# TASK GOAL
The answer must consist of every line from the entries below that contains the word "asupra".

# RECORD EXTRACTS
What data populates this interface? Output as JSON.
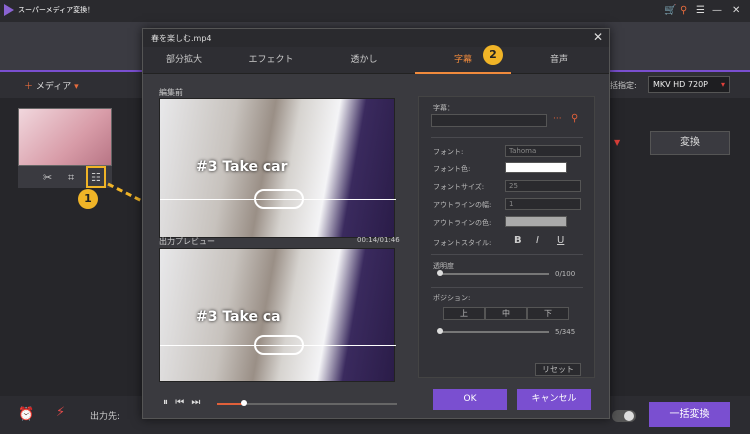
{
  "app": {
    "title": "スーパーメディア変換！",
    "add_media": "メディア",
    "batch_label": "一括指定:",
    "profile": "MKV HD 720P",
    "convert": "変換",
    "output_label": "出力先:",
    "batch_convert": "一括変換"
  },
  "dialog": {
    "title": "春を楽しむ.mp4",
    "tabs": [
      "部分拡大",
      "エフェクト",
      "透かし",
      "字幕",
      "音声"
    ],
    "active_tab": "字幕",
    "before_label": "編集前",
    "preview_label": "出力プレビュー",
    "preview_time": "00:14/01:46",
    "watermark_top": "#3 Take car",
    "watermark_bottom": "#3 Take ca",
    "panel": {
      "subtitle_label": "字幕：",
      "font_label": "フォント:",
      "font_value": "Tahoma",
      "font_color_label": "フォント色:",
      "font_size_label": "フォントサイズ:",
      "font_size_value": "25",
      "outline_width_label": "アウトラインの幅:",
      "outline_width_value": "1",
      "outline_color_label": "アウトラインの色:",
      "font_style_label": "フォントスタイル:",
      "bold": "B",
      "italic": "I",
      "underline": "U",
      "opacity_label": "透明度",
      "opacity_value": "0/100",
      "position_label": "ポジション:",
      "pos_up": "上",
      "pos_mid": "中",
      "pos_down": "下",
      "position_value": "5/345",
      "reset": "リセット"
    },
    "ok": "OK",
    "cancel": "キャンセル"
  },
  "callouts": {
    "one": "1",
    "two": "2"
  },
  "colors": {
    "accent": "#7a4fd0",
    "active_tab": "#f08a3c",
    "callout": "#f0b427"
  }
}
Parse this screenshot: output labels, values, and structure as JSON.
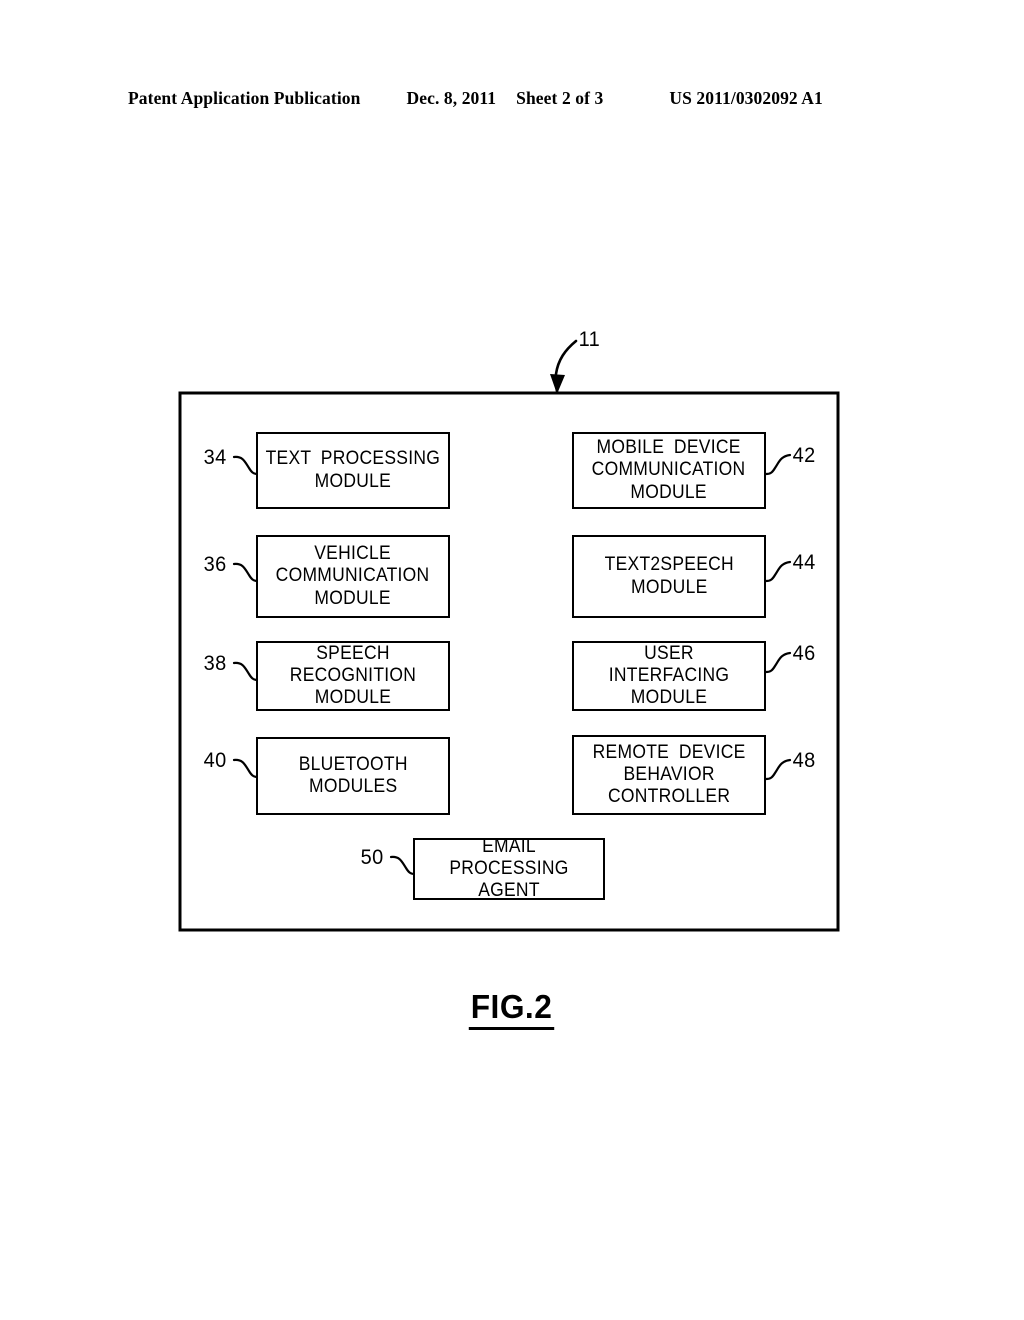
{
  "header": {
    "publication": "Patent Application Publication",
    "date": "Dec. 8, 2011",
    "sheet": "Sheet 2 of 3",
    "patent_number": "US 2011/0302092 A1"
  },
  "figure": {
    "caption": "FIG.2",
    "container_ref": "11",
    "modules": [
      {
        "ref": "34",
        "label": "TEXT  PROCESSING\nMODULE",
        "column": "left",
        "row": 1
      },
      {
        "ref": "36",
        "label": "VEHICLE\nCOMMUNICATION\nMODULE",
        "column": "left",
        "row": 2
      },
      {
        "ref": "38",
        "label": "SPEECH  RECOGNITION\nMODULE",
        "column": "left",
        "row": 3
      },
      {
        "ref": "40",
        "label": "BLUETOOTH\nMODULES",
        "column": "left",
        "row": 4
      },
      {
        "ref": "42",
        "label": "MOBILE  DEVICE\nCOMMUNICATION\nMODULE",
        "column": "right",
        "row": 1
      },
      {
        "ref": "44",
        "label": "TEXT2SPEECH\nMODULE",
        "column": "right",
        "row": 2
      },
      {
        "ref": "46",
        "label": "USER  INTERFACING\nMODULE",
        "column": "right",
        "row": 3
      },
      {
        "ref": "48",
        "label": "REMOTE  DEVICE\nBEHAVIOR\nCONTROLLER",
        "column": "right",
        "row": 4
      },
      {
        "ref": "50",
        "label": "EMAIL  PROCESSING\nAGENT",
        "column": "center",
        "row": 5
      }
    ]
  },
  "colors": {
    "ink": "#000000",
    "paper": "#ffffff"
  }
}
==
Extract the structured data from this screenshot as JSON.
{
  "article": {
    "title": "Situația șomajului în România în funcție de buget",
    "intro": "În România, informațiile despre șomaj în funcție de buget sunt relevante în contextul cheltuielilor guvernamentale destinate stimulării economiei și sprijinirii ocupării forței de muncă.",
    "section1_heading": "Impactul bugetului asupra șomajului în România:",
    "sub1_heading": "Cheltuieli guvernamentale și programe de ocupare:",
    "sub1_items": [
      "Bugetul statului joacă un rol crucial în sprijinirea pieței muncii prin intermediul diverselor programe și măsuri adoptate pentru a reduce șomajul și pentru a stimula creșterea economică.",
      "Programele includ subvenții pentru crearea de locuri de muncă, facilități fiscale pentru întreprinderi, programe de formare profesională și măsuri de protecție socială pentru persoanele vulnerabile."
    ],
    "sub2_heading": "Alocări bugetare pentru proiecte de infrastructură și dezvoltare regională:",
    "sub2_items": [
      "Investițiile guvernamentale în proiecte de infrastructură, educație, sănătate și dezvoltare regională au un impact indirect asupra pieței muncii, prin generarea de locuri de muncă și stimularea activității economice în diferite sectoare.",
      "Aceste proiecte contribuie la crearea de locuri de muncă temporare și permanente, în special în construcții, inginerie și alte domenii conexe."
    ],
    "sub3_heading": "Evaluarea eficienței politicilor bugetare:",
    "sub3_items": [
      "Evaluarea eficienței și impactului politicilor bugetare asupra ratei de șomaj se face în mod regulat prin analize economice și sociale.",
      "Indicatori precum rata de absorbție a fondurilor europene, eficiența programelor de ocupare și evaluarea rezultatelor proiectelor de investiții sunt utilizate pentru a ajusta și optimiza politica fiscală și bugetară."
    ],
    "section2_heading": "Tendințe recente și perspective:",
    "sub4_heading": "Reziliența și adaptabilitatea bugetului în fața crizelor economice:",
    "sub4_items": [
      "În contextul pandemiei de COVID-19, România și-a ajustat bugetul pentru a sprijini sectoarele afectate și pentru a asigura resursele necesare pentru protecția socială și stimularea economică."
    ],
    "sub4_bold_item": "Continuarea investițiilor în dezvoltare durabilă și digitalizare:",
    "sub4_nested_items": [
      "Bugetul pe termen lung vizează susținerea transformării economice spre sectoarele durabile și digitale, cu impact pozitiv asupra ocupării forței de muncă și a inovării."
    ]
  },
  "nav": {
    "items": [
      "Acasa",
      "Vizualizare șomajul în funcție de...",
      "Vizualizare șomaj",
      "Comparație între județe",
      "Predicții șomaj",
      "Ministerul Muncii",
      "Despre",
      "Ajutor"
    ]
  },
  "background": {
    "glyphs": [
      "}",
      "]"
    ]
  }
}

# ANSWER SECTION
    "section1_heading": "Impactul bugetului asupra șomajului în România:",
      "Investițiile guvernamentale în proiecte de infrastructură, educație, sănătate și dezvoltare regională au un impact indirect asupra pieței muncii, prin generarea de locuri de muncă și stimularea activității economice în diferite sectoare.",
      "Evaluarea eficienței și impactului politicilor bugetare asupra ratei de șomaj se face în mod regulat prin analize economice și sociale.",
      "Bugetul pe termen lung vizează susținerea transformării economice spre sectoarele durabile și digitale, cu impact pozitiv asupra ocupării forței de muncă și a inovării."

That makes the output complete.